Before yesterday’s Davis College general assembly and conference kicked off, the almost 400 young people taking part in the student-run simulation of the UN General Assembly heard from Amnesty International Ireland president, Colm O’Gorman.
He urged them before they began debating topics like migration, alternative energy, UN reform, and youth radicalisation to ask “what can we achieve”.
He also warned them to “take responsibility as individuals and members of civic society” and to “stop thinking that all these decisions are made by somebody else”.
“Global displacement is probably the single biggest challenge on the planet with 60m people displaced and 20m refugees. Yet just 10 countries (Turkey, Iraq, Pakistan, Jordan, Lebanon, Chad, DRC, Ethiopia, Kenya, and Uganda) have taken 56% of these displaced people and these 10 countries are only responsible for 2.5% of world GDP, they are some of the poorest countries in the world,” he said.
“Many of the other countries that are not taking their fair share of refugees are bound by UN humanitarian and human rights law to help these displaced people, but they are not implementing this law. They are finding ways to avoid their obligations. The young people here today need to join the dots. When these decisions are made by the EU, they are not made by somebody else. We are the EU and we have to look at what role we can play to change these decisions.”
Sorcha Gorman, 17, from Loreto Secondary School in Clonmel, Co Tipperary, debated on the “mental well-being of youth” decrying the illusion of ‘a perfect life’ that is being perpetuated by social media.
She called on schools to start paying as much attention to youth wellness and mental health as they do to anti-bullying education.
“Social media is a huge factor in people feeling like they are just not good enough. People only post on social media apps about what is good in their life; their perfect school life, their perfect friends. So we only see the best of other people’s lives and that puts young people under such pressure,” she argued.

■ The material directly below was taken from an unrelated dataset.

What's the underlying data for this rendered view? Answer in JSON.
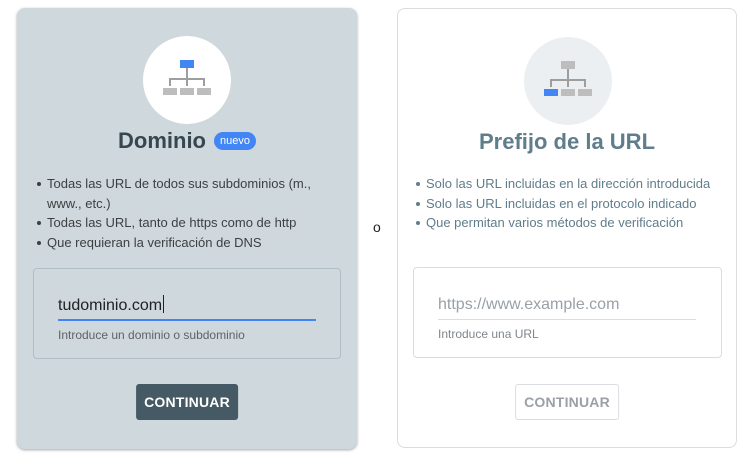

She said stigma around mental health still stops young people from talking about anxiety, panic attacks, and depression.
“We talk about everything else but we won’t talk about mental health. It’s still not seen as normal. Schools could help this to change by having more talks around wellness and mental health. I’ve only ever had one class in school on this but numerous talks around bullying”.